The kobo is a large blanket typically worn around the shoulders. Kobos play a significant role in Basotho culture. They are given as gifts at important life moments including marriage, initiation school and the birth of a woman's first child. Some designs and patterns have historical or cultural meaning as well. For example, the maize blanket represents fertility.
Men tie their kobo on the side, while women pin theirs in the center of the chest like a cape. For women, ensuring the lines of the kobo are even is of vital importance.
Most Basotho have at least one nice kobo for dressy occasions and a number of older, well-worn ones that can be worn to stay warm on a daily basis.
The Charlie is a smaller blanket tied or pinned around the waist of a woman.
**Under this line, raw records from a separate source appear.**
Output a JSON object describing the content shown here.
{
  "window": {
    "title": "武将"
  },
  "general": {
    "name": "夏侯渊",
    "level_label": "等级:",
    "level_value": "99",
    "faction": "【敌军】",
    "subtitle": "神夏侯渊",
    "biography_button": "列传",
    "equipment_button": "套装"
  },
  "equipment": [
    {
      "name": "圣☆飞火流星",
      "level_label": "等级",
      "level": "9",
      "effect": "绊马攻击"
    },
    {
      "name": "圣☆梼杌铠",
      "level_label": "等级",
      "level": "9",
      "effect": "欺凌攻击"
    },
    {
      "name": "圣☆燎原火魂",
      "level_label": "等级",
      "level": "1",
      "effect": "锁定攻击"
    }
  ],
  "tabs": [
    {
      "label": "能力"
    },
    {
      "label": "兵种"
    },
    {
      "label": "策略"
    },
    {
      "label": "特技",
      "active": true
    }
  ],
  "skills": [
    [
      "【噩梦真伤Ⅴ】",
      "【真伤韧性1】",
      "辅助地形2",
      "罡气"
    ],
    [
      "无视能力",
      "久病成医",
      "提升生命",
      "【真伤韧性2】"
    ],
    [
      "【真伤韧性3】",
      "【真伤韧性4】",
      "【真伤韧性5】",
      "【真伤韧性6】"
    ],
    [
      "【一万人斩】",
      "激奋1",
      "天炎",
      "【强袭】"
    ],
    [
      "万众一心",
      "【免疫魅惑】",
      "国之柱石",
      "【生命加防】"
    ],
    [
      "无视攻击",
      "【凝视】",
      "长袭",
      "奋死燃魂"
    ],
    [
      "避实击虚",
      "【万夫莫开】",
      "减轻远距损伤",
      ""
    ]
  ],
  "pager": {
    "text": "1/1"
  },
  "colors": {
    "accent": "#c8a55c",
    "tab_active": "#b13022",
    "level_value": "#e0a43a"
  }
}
Typically these are worn by married women, who are expected to sit on a blanket to keep their core warm and ensure a healthy reproductive system. When winter arrives, young girls also wear them as they really do help to keep a person warm.
Baby blankets are a year-round part of Basotho tradition — they are used to keep a baby on a woman’s back. In summer months, women will often use thick scarves or towels, but come winter, they utilize the same warm blankets they tie around themselves as a Charlie.
Then, once the child is secured, another blanket is put over the woman’s shoulders, cocooning the baby in warmth and protecting them from the elements.